By Yash Bisht
Students at Lewis & Clark have been abandoning their footwear for years. Fall 2018 seems to be a great time for embracing the pleasures of walking about barefoot. One might assume that students have decided to walk around without footwear because of the unexpected clear skies or some spiritual inclinations. In fact, the barefoot culture at LC has always been a subculture at LC. However, some shoe wearing students find the practice concerning. Arista Engineer ’19 shares these concerns.
“Do they know the health risks involved?” Engineer said. “Doesn’t it hurt them because our campus is so uneven? I’m not sure that it’s necessarily healthy.”
Sherlock Ortiz ’21 and Colin Crompton ’21 have been going barefoot recently. Ortiz started walking barefoot this semester. He hopes to carry this habit into the spring.
“For the most part, it’s because I try to swim a lot … as much as I can,” Ortiz said. “It’s really bothersome for me to put on socks after going swimming. It feels weird,”
Ortiz carries around flip- flops that he wears at the Bon for sanitary reasons. Otherwise, he finds walking without shoes convenient. He doesn’t mind the feel of the mud or the wet pavements.
Ortiz finds the experience of going barefoot liberating but his reasons are not spiritual.
“Yes, I do kind of like the feel of the ground beneath my feet but that’s not the main reason why I do it,” Ortiz said. “It’s not to feel more of a connection with nature or anything. It’s just easier and if I need to move fast I have my flip -flops with me.”
Crompton has enjoyed walking barefoot since childhood and is accustomed to it. His family has always valued individuality and allowed him to express it as a child. Crompton doesn’t carry his shoes around because he finds them too heavy. The soles of his feet have toughened up over time and he doesn’t need boots in pleasant weather.
“Normally, it’s just a summertime thing for me. I end up losing my calluses during the winter,” Crompton said.
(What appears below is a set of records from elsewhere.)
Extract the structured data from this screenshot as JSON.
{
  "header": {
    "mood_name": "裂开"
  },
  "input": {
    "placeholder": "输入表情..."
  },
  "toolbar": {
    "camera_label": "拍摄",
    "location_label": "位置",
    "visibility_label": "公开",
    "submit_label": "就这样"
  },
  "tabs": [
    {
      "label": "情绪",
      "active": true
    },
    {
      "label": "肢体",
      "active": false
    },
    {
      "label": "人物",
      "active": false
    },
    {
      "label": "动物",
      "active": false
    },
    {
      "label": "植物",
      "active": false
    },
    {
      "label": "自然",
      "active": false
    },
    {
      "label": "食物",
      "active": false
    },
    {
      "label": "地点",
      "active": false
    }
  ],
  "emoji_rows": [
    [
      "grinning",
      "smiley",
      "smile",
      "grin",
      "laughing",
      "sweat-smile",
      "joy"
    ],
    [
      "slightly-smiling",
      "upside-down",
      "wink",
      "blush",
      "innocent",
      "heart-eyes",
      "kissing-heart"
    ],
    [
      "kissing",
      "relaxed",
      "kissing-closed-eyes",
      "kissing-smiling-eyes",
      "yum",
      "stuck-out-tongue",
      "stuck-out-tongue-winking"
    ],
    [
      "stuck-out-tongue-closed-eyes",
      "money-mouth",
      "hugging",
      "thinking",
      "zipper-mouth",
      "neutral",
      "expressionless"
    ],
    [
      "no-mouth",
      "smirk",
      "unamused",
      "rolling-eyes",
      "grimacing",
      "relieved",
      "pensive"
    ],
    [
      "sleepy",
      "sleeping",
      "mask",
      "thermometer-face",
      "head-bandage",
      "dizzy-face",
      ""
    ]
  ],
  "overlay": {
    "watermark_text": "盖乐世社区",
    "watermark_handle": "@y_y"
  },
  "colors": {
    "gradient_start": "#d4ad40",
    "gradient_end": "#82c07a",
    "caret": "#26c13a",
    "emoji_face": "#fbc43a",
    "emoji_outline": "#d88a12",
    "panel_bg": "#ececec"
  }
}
Crompton would recommend going barefoot to other LC students.
“I like how free it feels. While wearing shoes it always takes a fair amount of effort to run around and do all of that stuff. I think because when I do wear shoes they are really heavy boots, the contrast is greater. When I remove my shoes, suddenly, I don’t have all this weight on my feet and I just want to run around,” he said.
Like Ortiz, Crompton wears shoes in public dining halls due to sanitary reasons as well and does see some disadvantages in going barefoot as well.
“I have a few injuries because of not wearing shoes. I guess that’s the downside of it,” Crompton said.
Both Ortiz and Crompton believe that the pros outweigh the cons when it comes to barefootedness. The freedom and convenience of not wearing shoes is what has made barefoot culture a quirk of life at LC.